William T. Ogden was one of the Mormon pioneers who arrived in Southern Alberta in 1899 to help build the St. Mary River Irrigation Canal, he designed the house himself, based on his memories of the architecture of the southern states where he served his mission and met his first wife. Together with an architect friend, Bent Rolfson, of Raymond, they drew up the plans, with only "day labour" help built the house over a period of years, completing it in 1919. Ogden was a prominent member of the Stirling community. After his death in 1930, the house fell into disrepair, it was used for classes for Grades 1 to 4 while the Stirling School was being reconstructed after a fire. It was used a pool hall, became an apartment house, a rooming house for "displaced persons" following World War II. Over the past thirty years it has been owned by individuals. List of attractions and landmarks in Stirling, Alberta Stirling, Alberta Stirling's Haunted Mansion Stirling Historical Society-Ogden House Maps of historic sites in Stirling Ogden House - Alberta Register of Historic Places

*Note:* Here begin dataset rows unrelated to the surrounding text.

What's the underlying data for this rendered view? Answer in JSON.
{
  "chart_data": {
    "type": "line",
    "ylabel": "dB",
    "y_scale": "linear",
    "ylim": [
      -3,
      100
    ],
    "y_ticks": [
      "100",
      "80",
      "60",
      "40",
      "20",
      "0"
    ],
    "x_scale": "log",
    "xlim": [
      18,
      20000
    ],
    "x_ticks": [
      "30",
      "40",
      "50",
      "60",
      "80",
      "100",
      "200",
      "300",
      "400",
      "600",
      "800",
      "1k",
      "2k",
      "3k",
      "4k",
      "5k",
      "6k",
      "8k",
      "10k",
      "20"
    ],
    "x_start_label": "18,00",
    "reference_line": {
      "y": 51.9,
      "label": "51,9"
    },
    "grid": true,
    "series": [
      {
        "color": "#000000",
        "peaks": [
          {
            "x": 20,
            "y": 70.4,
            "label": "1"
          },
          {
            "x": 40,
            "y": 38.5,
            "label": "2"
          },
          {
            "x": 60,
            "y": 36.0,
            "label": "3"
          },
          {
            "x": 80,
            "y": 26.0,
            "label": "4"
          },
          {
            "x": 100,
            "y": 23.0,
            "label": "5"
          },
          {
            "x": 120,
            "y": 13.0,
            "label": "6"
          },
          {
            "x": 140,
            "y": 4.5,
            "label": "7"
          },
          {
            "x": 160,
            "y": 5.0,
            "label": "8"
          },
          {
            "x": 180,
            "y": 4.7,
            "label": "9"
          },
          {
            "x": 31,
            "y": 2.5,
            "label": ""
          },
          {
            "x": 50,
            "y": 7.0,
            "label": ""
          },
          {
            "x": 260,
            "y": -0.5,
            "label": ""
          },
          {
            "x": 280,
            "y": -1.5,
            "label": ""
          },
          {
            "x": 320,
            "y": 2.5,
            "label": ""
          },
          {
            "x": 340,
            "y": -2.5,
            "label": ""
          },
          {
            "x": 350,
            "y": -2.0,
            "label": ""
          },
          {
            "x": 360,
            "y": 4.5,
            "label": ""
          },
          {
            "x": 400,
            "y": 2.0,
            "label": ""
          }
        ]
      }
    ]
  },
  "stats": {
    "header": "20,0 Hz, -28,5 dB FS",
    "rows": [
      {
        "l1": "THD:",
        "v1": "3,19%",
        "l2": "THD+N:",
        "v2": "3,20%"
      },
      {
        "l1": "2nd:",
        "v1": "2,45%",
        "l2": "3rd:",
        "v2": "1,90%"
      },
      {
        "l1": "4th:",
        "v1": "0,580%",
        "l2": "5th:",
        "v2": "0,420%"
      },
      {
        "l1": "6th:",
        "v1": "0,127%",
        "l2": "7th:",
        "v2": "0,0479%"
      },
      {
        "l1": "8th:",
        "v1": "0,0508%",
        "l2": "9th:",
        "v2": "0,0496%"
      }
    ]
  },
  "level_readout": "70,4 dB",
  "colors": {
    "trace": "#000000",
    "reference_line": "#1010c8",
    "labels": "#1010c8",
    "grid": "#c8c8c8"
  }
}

The 1930 Nevada Wolf Pack football team was an American football team that represented the University of Nevada in the Far Western Conference during the 1930 college football season. In their second season under head coach George Philbrook, the team compiled a 2–4–2 record, outscored opponents by a total of 77 to 73, finished in second place in the conference; the following individuals played for the 1930 Nevada team: Bill Backer - halfback Dick Barthels Drury - fullback Chester Elliott - halfback John Griffin - tackle Lloyd Guffrey Jack Hill - halfback Kell - guard/tackle Lefebvre - halfback Art Levy - end/quarterback Walt Linehan Bob Madriaga - guard McGarraghan - guard Matt Mohorovich - center Hank Rampoldi - tackle/end Risley - quarterback/halfback Wally Rusk - guard Neil Scott - end Clem Sultenfuss - halfback Olie Thies - tackle Jack Walther - center Willard Weaver - end Harold Willard Milton Young - quarterback